Andlauer: “With the way construction goes, I presume we will be here [Canadian Tire Center] in five years with how the government moves sometimes, so it might be a little longer. Here is the thing on the real estate side. In speaking with the Mayor and other stakeholders, including the fans, the Mayor wants it, the NCC wants it, the Ottawa Senators want it, and the fans want it. We are all going in the same direction, so it is a matter of working together and seeing what works. I am excited about the opportunity. I have confronted other initiatives where all of a sudden, you have headwinds from one of the parties, and then it becomes contentious, and it doesn’t happen… let’s see where it goes. One of the first goals I have to get involved in is the real estate.”
Hanna: “You are a players-first team owner. We heard from one of your players (in Hamilton) that you make an appearance every five games.”
Andlauer: “I am an employee first. That is part of the success. It is collaborative, it is about good communication. I definitely won’t be there every five games. I plan to be there four out of every five games. I have a place in Westborough, so I want to be part of the community.”
Kyle Bukauskas: “One step further, you have been around championships, you have won. What is your philosophy around winning?”
Andlauer: “Player first. It is listening, good communication, holding people accountable and understanding why they are being held accountable. To me, it is common sense. I am hands-on and passionate, but I am not the one making the decisions. If I make the decisions, I can’t hold people accountable. It is true communication. Be honest and transparent. We all have the same goal.”
Wayne Scanlan: “I am just wondering, with your minority partners, how do you expect to get them involved? Will it be on a day-to-day basis or mostly on the business side, how will that work?”
Andlauer: “Typically, this type of partnership will have board meetings four times a year. I always have an open-door policy. As we look at things, I have a great partnership that looks at all the different aspects of our business. To me, it is an open-door policy.”
Murray Pam: “You grew up in Montreal, you were a lifelong Montreal Canadiens fan, you became part-owner. What was the family reaction when you wanted to bid on the Ottawa Senators?”
Andlauer: “It was shock. My wife loved it, so she could go in the closet and clean out all the Habs gear. Hockey is part of our family make-up. My son works for the NHL, and we will leave it at that, right, Lexi? [Alluding to his daughters’ relationship with Edmonton Oilers forward Ryan McLeod.] Twenty years involved, they have grown up with the game, saw the passion and ultimately the thrill of winning a Cup, whatever league you are in… it makes it all worthwhile… Geoff Moslon told me I should have my own team.”

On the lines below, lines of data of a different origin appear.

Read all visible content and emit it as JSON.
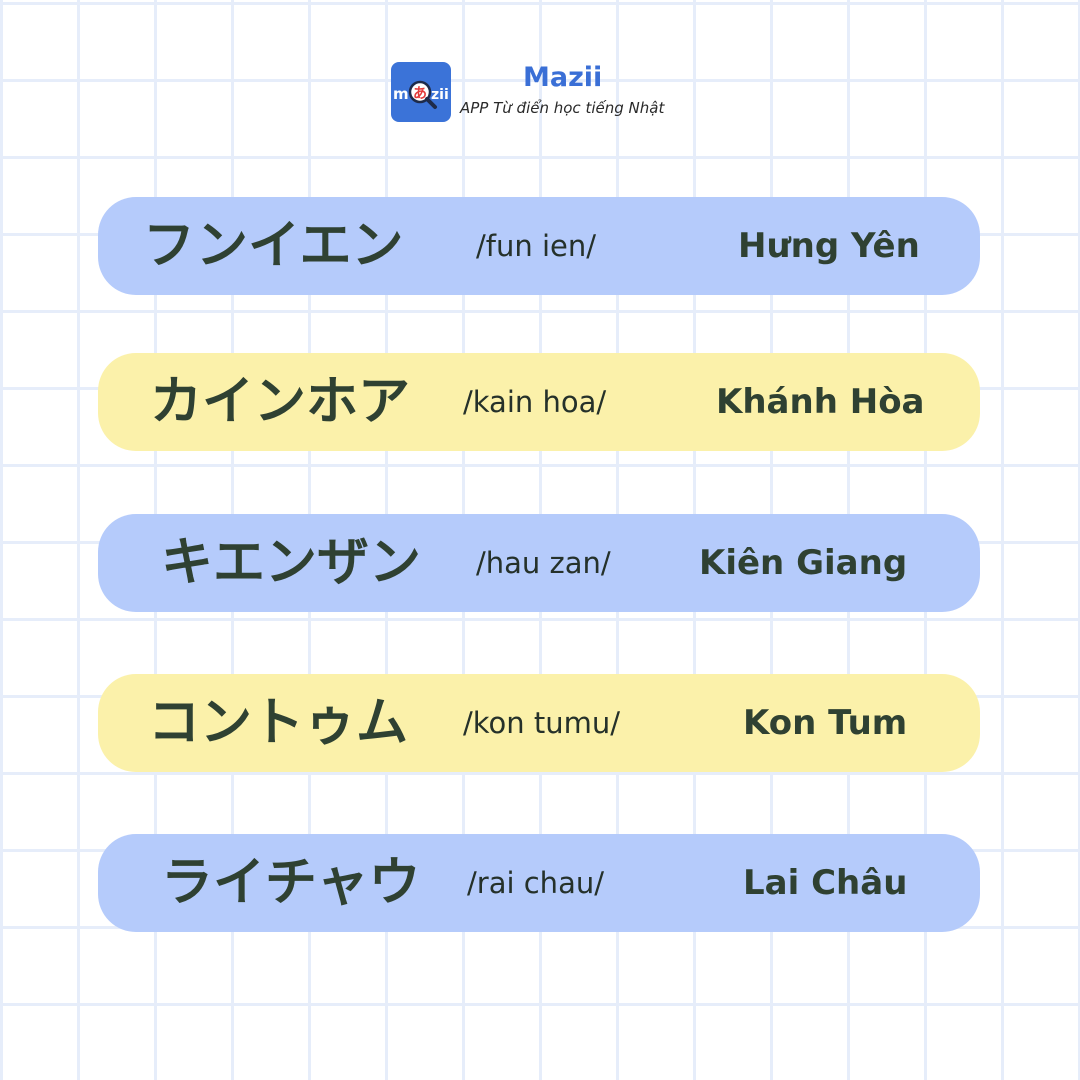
{
  "brand": {
    "name": "Mazii",
    "tagline": "APP Từ điển học tiếng Nhật",
    "logo_text": "m",
    "logo_kana": "あ",
    "logo_suffix": "zii",
    "logo_icon": "mazii-logo-icon",
    "accent_color": "#3b73d8"
  },
  "entries": [
    {
      "japanese": "フンイエン",
      "romaji": "/fun ien/",
      "vietnamese": "Hưng Yên",
      "color": "#b5cbfb"
    },
    {
      "japanese": "カインホア",
      "romaji": "/kain hoa/",
      "vietnamese": "Khánh Hòa",
      "color": "#fbf1aa"
    },
    {
      "japanese": "キエンザン",
      "romaji": "/hau zan/",
      "vietnamese": "Kiên Giang",
      "color": "#b5cbfb"
    },
    {
      "japanese": "コントゥム",
      "romaji": "/kon tumu/",
      "vietnamese": "Kon Tum",
      "color": "#fbf1aa"
    },
    {
      "japanese": "ライチャウ",
      "romaji": "/rai chau/",
      "vietnamese": "Lai Châu",
      "color": "#b5cbfb"
    }
  ]
}
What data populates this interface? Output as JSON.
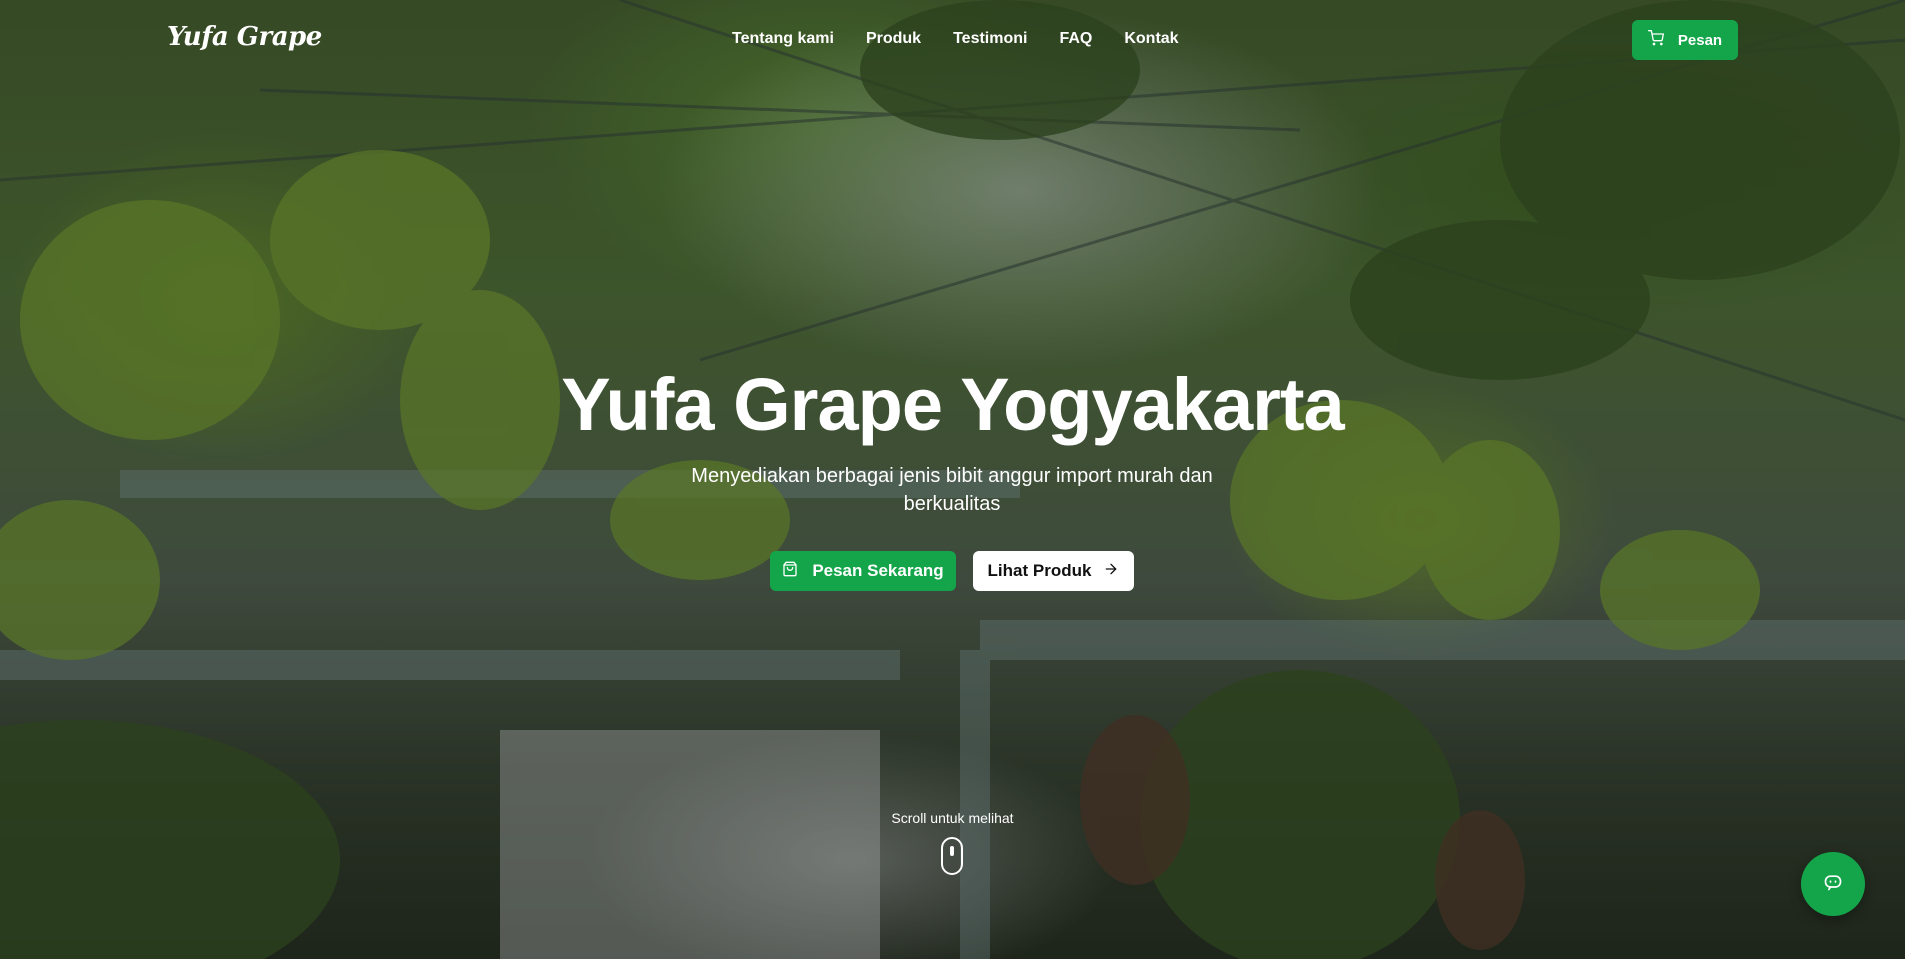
{
  "brand": {
    "logo_text": "Yufa Grape"
  },
  "nav": {
    "items": [
      {
        "label": "Tentang kami"
      },
      {
        "label": "Produk"
      },
      {
        "label": "Testimoni"
      },
      {
        "label": "FAQ"
      },
      {
        "label": "Kontak"
      }
    ],
    "order_button": {
      "label": "Pesan",
      "icon": "cart-icon"
    }
  },
  "hero": {
    "title": "Yufa Grape Yogyakarta",
    "subtitle": "Menyediakan berbagai jenis bibit anggur import murah dan berkualitas",
    "primary_button": {
      "label": "Pesan Sekarang",
      "icon": "shopping-bag-icon"
    },
    "secondary_button": {
      "label": "Lihat Produk",
      "icon": "arrow-right-icon"
    },
    "scroll_hint": "Scroll untuk melihat"
  },
  "chat": {
    "icon": "chat-icon"
  },
  "colors": {
    "accent": "#14a54a",
    "text_on_dark": "#ffffff"
  }
}
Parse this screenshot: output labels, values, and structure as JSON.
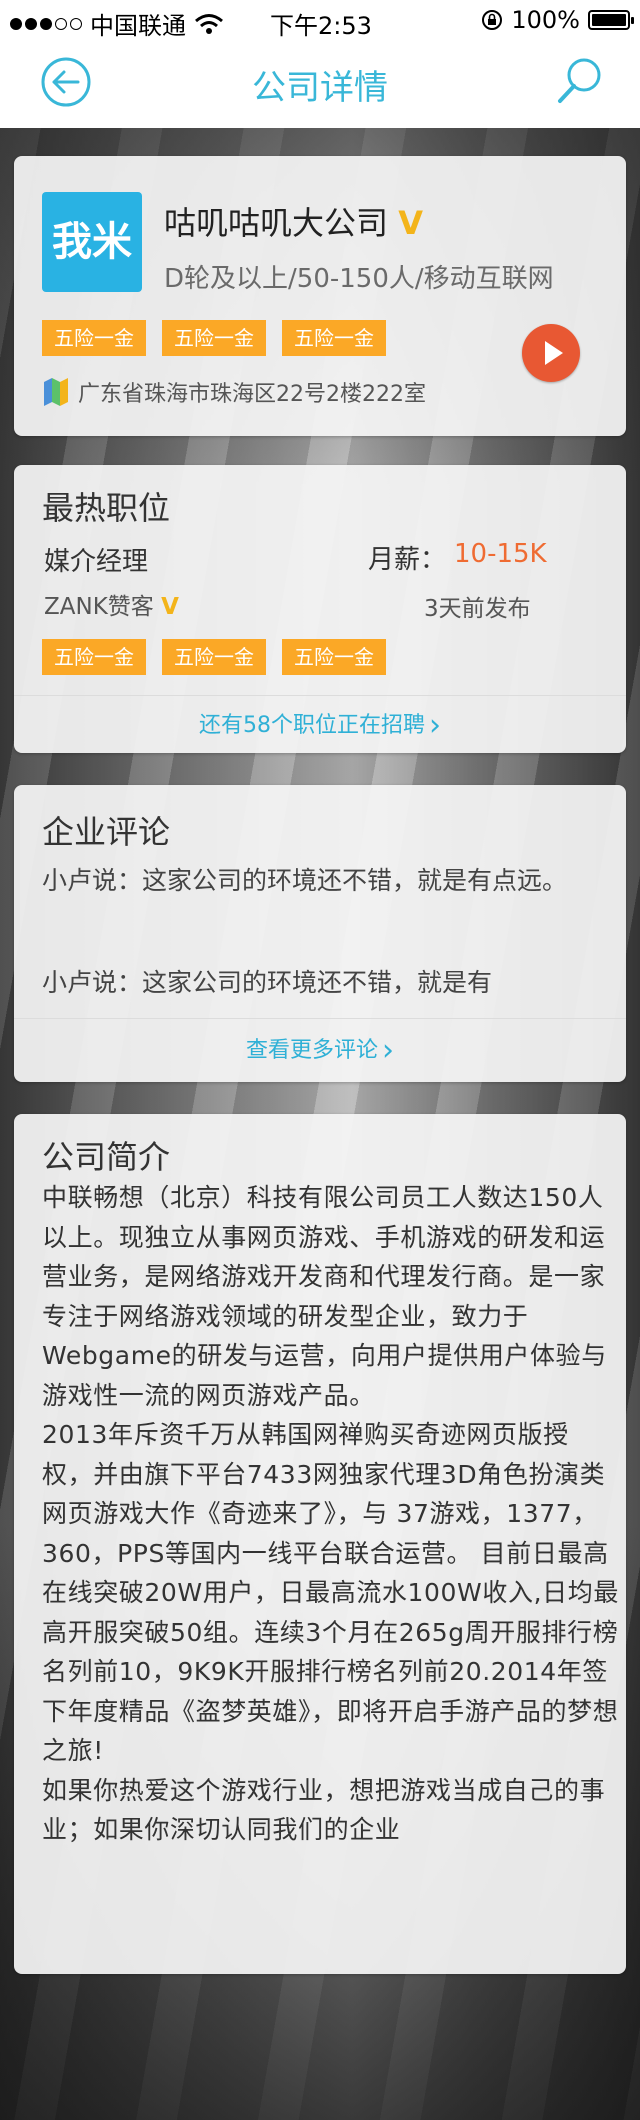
{
  "status_bar": {
    "carrier": "中国联通",
    "time": "下午2:53",
    "battery": "100%"
  },
  "nav": {
    "title": "公司详情",
    "back_icon": "back-arrow-circle-icon",
    "search_icon": "search-icon"
  },
  "company": {
    "logo_text": "我米",
    "name": "咕叽咕叽大公司",
    "verified": "V",
    "meta": "D轮及以上/50-150人/移动互联网",
    "tags": [
      "五险一金",
      "五险一金",
      "五险一金"
    ],
    "address": "广东省珠海市珠海区22号2楼222室",
    "colors": {
      "tag": "#fba826",
      "accent": "#39b7d8",
      "play": "#e85833",
      "logo": "#29b2e3"
    }
  },
  "hot_jobs": {
    "title": "最热职位",
    "job_title": "媒介经理",
    "salary_label": "月薪：",
    "salary_value": "10-15K",
    "company": "ZANK赞客",
    "verified": "V",
    "posted": "3天前发布",
    "tags": [
      "五险一金",
      "五险一金",
      "五险一金"
    ],
    "more": "还有58个职位正在招聘"
  },
  "reviews": {
    "title": "企业评论",
    "items": [
      "小卢说：这家公司的环境还不错，就是有点远。",
      "小卢说：这家公司的环境还不错，就是有"
    ],
    "more": "查看更多评论"
  },
  "intro": {
    "title": "公司简介",
    "paragraphs": [
      "中联畅想（北京）科技有限公司员工人数达150人以上。现独立从事网页游戏、手机游戏的研发和运营业务，是网络游戏开发商和代理发行商。是一家专注于网络游戏领域的研发型企业，致力于Webgame的研发与运营，向用户提供用户体验与游戏性一流的网页游戏产品。",
      "2013年斥资千万从韩国网禅购买奇迹网页版授权，并由旗下平台7433网独家代理3D角色扮演类网页游戏大作《奇迹来了》，与 37游戏，1377，360，PPS等国内一线平台联合运营。 目前日最高在线突破20W用户，日最高流水100W收入,日均最高开服突破50组。连续3个月在265g周开服排行榜名列前10，9K9K开服排行榜名列前20.2014年签下年度精品《盗梦英雄》，即将开启手游产品的梦想之旅!",
      "如果你热爱这个游戏行业，想把游戏当成自己的事业；如果你深切认同我们的企业"
    ]
  }
}
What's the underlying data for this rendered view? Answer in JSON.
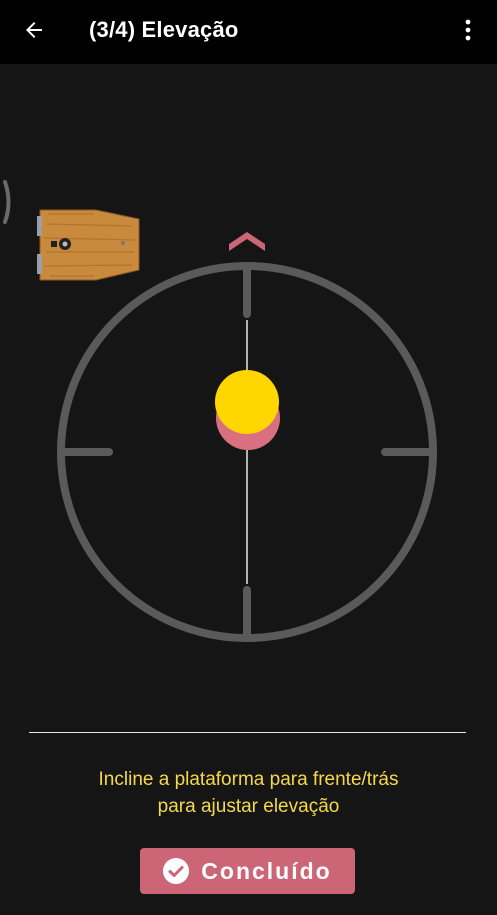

Andlauer went on to answer more questions, mostly about the plans for moving forward with the rink. There were other questions about real estate, the process of the sale and questions in French that, admittedly, I could not follow. He also talked about the importance of alumni involvement with the team.
What is Next for Andlauer?
The new arena is going to be something that gets worked on for a while. So, while he could be working on that as you read this, it isn’t the “next” order of business.
Brent Wallace joined the Senators Roundtable podcast and mentioned Leeder would become CEO, and following suit would be Steve Staios joining the organization as “general manager, or somewhere above Pierre Dorion.” Peter Chiarelli would be likely in a head of hockey operations or vice president role. Wallace also referenced the fact that he does not believe Dorion would be sticking around longer than three months into the season. While that is pure speculation, it is common practice for owners to implement the team they want to run their hockey team.
It took longer than anticipated, but it has come to a close. The team has been sold. It was a successful presser, fans were excited to watch, and there were some great questions asked. There is plenty of reason to be excited about the future of the Ottawa Senators with Andlauer as the owner.